· Gene technologies used to study genes and their functions
· Polymerase chain reaction (PCR)
· Cutting out DNA fragments using restriction
· Gel electrophoresis
· DNA probes…read more
Sequencing a Genome
If a whole genome needs sequencing: use PCR to make multiple copies of all the DNA.
Squeeze through a tiny hole under high pressure. Cuts DNA into 2000- 10000 base pairs.
These can be shortened to make it easier to sequence them.
Make multiple labelled copies of these lengths of DNA. They are mixed with a primer (up to 20
base pairs of DNA, complimentary to the start of the DNA fragment you want), free
nucleotides, DNA polymerase (to create new DNA strands) and nucleotides labelled with
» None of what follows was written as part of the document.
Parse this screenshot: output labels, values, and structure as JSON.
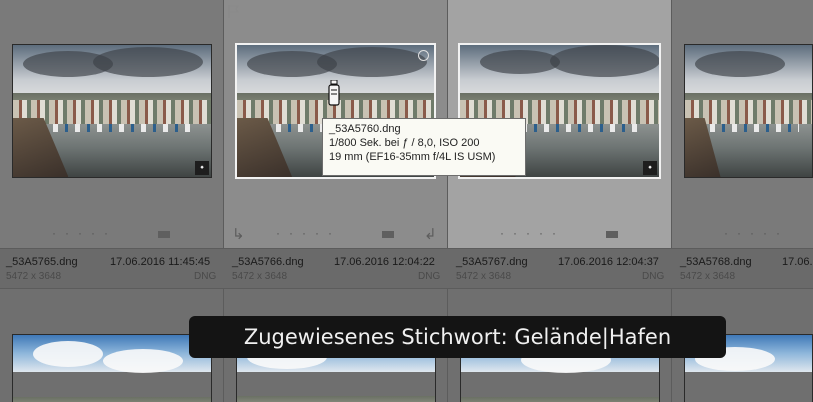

fluorescent dye. Each base has it's own colour and each labelled nucleotide with stop the
chain from growing.
The DNA polymerase attaches free nucleotides to the lengths of DNA. Most of the copies wont
be complete due to the labelled nucleotides. This means lots of different length chains.
This is then separated using electrophoresis so the DNA is drawn towards the positive end of a
A computer records the colours as they pass, the shorter the chain, the faster it travels, so if
there are enough fragments, the computer will be able to work out the sequence of bases in
that particular length of DNA.
This is then done for every piece of DNA and then a computer program works out the overall
sequence of nucleotides in the whole genome.…read more
PCR can be used to make millions of copies of a DNA fragment in just
a few hours.
1. DNA is denatured by heating to 95°C, to break
hydrogen bonds of the double helix of DNA, so the
base pairs are exposed.
2. The mixture is then cooled to between 50°C - 65°C so
the primer (up to 20 pieces of DNA complimentary to
the start of the DNA fragment you want) can bind
(anneal) to the strands.
3. The mixture is then heated to 72°C so DNA
polymerase can DNA strand.…read more